bailing bucket was ripped from the mutineers hands and the landing craft proceeded to return fire.  
The only minor injury in the battle was poor Duke, who even though he was hiding under the bench in
the landing vessel, somehow took a water balloon in the chest and was very much dismayed by the
whole ordeal.  The junior officer is still being held in the bilge in leg irons pending the courts martial
hearing (a mere formality - he is guilty guilty guilty).

After 4 or 5  nights in the bay, we decided to head into the estuary where several friends had
anchored.  We feared the bugs might be worse, but in the end this really wasn't the case.  It made
evening visits to town a possibility (there was no transportation to town after 5 pm when we were in
the bay).  San Blas is a beautiful little town with lots of character (and sadly lots of mange ridden dogs
that hang around the town square).  Beautiful pottery by the Huichol Indians is available, as well as

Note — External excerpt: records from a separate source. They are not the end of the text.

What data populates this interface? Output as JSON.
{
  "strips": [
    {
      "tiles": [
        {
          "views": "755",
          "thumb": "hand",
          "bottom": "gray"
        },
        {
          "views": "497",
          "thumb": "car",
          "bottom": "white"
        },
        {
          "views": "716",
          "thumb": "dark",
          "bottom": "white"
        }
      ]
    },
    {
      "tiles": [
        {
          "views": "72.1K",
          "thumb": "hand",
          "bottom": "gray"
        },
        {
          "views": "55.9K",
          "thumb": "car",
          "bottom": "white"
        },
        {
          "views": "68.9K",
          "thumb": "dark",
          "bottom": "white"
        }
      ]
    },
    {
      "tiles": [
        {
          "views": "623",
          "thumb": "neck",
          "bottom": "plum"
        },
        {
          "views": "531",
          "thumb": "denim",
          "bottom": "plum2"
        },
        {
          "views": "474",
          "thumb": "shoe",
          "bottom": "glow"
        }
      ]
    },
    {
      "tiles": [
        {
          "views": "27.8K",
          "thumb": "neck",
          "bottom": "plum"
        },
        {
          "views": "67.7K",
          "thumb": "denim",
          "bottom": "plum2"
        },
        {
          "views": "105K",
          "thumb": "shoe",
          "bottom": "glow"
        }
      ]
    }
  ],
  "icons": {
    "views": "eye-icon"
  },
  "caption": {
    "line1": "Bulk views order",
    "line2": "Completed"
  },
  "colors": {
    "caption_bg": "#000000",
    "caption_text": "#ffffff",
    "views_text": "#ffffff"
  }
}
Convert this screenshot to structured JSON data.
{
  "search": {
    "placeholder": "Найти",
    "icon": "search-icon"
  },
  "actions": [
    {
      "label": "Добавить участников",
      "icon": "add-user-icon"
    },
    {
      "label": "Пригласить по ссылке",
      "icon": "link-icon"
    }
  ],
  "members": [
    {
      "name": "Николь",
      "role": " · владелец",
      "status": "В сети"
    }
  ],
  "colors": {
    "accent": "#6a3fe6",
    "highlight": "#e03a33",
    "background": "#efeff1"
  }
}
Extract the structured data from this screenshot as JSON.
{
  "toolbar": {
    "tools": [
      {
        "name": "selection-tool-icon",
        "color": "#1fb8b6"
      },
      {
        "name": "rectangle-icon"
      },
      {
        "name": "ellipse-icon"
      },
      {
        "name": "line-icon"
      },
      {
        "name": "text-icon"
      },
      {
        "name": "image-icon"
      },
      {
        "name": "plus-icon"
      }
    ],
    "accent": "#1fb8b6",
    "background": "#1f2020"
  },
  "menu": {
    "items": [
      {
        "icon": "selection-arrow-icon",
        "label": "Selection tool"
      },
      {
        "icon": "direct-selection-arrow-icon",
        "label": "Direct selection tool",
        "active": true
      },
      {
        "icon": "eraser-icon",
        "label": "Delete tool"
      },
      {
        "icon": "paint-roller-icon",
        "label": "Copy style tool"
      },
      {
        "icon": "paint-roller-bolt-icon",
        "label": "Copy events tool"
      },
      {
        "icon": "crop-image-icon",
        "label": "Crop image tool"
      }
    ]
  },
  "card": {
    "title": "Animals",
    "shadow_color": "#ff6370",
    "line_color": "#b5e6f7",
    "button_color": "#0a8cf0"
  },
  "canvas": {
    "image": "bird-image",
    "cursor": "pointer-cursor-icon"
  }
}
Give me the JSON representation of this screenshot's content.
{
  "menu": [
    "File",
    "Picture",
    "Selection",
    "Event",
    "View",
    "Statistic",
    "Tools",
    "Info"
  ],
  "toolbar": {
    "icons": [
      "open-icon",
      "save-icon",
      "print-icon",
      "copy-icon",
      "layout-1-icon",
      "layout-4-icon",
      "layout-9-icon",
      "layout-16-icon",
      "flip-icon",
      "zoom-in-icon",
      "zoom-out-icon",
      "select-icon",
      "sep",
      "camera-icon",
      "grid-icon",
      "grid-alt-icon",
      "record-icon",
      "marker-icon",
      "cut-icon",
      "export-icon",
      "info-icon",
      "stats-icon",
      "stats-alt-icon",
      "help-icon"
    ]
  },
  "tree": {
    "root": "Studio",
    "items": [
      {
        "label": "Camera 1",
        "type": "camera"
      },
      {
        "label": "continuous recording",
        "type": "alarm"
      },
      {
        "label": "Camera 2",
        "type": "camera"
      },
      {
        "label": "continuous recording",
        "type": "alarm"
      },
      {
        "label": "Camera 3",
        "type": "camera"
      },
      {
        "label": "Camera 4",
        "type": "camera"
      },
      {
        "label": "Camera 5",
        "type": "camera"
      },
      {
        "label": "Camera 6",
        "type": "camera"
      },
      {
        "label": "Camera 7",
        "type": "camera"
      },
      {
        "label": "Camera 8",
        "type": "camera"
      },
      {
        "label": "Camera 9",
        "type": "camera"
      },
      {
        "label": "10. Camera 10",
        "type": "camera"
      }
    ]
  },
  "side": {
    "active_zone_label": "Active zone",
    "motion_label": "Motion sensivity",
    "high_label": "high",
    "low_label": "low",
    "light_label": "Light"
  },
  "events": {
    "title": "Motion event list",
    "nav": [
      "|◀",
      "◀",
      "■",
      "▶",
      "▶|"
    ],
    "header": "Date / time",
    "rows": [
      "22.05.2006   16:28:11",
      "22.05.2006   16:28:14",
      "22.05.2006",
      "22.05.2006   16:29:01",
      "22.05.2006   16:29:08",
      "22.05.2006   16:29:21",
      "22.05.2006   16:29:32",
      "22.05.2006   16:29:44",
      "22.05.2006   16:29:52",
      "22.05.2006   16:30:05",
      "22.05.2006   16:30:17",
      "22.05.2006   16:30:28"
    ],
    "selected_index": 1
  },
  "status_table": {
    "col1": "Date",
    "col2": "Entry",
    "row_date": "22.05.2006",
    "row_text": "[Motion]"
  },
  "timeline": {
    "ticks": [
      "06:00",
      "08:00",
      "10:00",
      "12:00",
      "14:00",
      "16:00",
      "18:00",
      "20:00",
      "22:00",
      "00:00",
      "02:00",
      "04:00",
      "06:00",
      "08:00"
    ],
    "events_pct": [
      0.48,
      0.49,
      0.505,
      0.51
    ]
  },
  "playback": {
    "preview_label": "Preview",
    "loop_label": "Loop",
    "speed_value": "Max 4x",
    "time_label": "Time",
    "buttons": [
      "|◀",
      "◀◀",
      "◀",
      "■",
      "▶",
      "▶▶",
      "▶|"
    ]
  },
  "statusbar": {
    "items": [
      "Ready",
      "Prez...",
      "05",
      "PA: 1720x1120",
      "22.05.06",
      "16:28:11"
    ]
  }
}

numerous other items.  The resident gringo "mayors" are Norm and Jan Goldie who live in San Blas,
they left behind the hustle and bustle of NYC about 40 years ago to settle into this part of Mexico.  
Norm helps out the port captain by keeping tabs on the boats and guiding them into the estuary.  Jan is
a phenomenal water color artist and has beautiful paintings of the Huichols and wildlife.  It was a
pleasure to meet them and visit their house several times while in San Blas.  Duke especially enjoyed
the time he spent within their yard.  He was able to peacefully explore their beautiful gardens at his
leisure while the rest of the crew enjoyed pastries under the trees.


While in San Blas we took the panga ride up the river through the mangroves to
view the numerous species of birds, crocodiles and other wildlife.  While we
didn't spot any jaguar, ocelots, or coatimundi along the shore, we did see one
huge iguana and a couple of other smaller specimens.  We were also able to visit
the "cocodrilleria" (crocodile farm).  Once Duke had a look through the cyclone
fences at the occupants, he took to barking so M rapidly vacated the area so as
to avoid an altercation.  One of the caretakers was rattling off to her in spanish
as she contemplated tying Duke to the handrail on the stairs next to the panga.  
She thought he was suggesting that this was a good idea (although he seemed
rather distressed), then Kath & M caught the word "come" (as in eat) and
realized he was suggesting that tying Duke near the water might result in his
being a tasty bite for one of the crocs that reside outside of the fenced areas!
Since J & D weren't busy keeping Duke from becoming a cocodrillo snack, they
got to check out some of the other wildlife at the sanctuary, which included
cotamundi, racoon, wild pig, macaw and a friendly kitty.         - M